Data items
● ● ● ● ●

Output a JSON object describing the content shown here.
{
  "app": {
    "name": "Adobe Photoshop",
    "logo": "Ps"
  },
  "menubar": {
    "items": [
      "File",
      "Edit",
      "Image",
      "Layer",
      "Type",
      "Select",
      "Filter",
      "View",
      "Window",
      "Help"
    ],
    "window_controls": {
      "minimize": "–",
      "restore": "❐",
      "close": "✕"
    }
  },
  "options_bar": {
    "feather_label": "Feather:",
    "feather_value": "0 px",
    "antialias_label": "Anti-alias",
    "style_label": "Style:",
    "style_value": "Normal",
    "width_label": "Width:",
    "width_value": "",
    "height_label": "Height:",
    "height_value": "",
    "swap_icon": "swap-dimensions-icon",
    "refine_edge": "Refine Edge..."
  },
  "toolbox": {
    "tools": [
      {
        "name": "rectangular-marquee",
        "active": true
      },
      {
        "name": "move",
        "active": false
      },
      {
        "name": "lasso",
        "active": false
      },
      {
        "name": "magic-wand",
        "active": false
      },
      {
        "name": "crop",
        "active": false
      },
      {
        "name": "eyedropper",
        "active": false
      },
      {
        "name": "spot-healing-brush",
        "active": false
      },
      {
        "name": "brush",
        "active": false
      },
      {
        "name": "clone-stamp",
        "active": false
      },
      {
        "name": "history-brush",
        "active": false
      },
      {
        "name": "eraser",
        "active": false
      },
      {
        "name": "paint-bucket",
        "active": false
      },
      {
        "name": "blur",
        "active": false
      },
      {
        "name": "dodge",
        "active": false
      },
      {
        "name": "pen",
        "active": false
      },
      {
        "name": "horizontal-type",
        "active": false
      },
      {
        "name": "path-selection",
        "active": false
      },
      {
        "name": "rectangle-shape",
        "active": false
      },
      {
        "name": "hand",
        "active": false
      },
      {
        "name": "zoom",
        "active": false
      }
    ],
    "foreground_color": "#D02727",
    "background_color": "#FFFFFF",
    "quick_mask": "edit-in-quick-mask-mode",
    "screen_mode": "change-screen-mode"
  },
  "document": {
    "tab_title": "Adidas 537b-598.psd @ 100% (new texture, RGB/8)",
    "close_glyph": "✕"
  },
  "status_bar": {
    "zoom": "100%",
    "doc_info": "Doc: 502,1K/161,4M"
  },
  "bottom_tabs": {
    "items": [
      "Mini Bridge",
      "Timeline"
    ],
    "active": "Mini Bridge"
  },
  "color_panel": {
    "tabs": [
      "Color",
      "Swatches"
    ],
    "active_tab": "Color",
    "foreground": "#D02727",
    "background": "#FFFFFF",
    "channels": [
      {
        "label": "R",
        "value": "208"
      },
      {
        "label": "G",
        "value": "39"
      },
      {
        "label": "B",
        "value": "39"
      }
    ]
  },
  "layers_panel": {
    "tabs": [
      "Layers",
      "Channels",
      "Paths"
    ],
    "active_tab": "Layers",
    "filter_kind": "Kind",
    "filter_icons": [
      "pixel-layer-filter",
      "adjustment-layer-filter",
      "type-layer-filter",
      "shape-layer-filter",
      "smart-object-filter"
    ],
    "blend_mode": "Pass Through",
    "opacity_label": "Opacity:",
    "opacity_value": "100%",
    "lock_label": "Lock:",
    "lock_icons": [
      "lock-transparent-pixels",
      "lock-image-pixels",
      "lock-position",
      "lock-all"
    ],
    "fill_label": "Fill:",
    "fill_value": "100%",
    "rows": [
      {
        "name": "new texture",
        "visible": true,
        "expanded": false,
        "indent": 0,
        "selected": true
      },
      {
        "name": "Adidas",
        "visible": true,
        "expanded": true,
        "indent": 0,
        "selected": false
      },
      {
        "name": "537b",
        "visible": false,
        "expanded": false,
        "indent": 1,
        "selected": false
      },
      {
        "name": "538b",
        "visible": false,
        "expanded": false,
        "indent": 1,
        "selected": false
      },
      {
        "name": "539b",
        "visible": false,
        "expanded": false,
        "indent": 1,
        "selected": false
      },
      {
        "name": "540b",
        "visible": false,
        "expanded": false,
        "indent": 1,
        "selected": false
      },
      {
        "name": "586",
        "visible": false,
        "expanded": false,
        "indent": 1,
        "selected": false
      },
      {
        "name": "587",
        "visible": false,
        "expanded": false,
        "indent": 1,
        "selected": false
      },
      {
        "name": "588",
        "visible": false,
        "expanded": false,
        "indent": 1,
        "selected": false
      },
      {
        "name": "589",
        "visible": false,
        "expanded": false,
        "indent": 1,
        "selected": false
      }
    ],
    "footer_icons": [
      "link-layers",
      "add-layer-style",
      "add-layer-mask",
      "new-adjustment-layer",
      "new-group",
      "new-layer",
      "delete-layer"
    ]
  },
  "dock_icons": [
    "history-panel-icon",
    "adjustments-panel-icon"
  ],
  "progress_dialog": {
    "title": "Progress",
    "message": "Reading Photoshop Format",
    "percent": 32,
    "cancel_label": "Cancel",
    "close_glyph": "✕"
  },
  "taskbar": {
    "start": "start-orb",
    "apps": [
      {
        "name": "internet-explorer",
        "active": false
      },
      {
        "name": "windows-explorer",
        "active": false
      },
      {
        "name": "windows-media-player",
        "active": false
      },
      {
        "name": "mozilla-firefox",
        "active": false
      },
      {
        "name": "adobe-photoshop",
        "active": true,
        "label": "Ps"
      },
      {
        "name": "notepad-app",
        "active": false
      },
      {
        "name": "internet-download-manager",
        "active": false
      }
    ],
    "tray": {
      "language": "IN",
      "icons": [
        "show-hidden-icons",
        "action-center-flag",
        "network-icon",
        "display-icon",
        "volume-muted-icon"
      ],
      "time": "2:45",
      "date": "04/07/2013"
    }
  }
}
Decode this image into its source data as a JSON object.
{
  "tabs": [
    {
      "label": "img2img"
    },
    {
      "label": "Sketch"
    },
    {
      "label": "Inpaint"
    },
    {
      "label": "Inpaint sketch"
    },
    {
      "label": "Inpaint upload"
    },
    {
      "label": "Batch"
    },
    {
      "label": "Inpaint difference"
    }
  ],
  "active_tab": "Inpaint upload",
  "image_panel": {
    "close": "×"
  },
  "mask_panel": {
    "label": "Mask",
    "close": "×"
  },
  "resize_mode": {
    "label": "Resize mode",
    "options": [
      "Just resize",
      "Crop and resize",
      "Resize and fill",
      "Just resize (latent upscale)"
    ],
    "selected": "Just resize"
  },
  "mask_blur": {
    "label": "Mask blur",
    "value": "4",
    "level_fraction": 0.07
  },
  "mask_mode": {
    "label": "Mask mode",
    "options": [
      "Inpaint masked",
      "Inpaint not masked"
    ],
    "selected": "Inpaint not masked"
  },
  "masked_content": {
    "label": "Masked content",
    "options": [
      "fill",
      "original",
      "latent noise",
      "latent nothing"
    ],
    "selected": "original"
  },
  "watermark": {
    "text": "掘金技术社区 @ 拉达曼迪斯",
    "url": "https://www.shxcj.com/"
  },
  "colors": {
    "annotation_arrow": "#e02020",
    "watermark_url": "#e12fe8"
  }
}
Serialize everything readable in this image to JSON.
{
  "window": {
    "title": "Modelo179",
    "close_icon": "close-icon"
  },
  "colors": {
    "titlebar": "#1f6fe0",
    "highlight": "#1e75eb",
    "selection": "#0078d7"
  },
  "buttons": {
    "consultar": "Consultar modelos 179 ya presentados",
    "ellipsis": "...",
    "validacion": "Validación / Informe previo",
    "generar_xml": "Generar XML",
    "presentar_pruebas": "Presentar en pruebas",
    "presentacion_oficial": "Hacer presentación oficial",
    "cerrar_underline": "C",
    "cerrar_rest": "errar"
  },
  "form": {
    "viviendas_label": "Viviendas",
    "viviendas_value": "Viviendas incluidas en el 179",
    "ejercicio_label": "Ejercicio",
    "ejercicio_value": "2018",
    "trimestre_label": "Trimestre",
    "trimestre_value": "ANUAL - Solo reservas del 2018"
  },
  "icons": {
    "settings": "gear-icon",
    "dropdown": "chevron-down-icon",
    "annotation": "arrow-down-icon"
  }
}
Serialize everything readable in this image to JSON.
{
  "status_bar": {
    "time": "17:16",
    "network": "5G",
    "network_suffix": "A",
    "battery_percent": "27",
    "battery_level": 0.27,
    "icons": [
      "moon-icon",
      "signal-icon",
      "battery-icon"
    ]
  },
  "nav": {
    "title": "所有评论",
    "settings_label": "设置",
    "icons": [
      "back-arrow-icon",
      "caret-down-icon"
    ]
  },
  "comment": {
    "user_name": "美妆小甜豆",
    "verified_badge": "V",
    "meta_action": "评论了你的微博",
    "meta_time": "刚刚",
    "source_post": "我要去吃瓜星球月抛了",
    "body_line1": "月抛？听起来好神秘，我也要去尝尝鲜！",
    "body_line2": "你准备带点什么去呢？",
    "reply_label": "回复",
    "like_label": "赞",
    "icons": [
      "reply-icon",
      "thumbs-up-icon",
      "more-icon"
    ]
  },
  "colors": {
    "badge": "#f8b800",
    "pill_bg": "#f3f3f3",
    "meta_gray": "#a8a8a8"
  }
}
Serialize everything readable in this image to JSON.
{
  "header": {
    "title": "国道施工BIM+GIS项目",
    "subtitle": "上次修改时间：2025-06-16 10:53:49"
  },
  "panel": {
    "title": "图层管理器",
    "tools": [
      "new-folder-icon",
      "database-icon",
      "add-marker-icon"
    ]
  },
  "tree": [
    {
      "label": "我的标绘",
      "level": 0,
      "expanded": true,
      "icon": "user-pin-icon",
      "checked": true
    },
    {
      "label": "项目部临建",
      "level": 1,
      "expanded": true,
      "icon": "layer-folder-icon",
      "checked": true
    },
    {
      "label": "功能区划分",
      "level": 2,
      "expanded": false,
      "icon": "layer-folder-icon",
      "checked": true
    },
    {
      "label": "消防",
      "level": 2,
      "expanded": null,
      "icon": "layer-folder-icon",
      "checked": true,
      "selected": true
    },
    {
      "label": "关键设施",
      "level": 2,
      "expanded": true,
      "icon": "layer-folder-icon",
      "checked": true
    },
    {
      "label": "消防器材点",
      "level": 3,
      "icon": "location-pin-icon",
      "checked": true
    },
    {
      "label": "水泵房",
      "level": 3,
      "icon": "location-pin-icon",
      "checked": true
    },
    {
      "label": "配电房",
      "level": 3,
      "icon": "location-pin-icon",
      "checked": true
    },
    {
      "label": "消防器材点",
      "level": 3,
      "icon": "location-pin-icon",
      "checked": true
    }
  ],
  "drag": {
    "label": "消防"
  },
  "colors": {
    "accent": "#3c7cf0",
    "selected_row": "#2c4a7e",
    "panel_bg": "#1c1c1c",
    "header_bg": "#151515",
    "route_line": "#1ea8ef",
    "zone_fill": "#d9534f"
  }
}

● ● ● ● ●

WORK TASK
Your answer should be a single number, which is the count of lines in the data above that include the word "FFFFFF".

FINISHED EXERCISE
2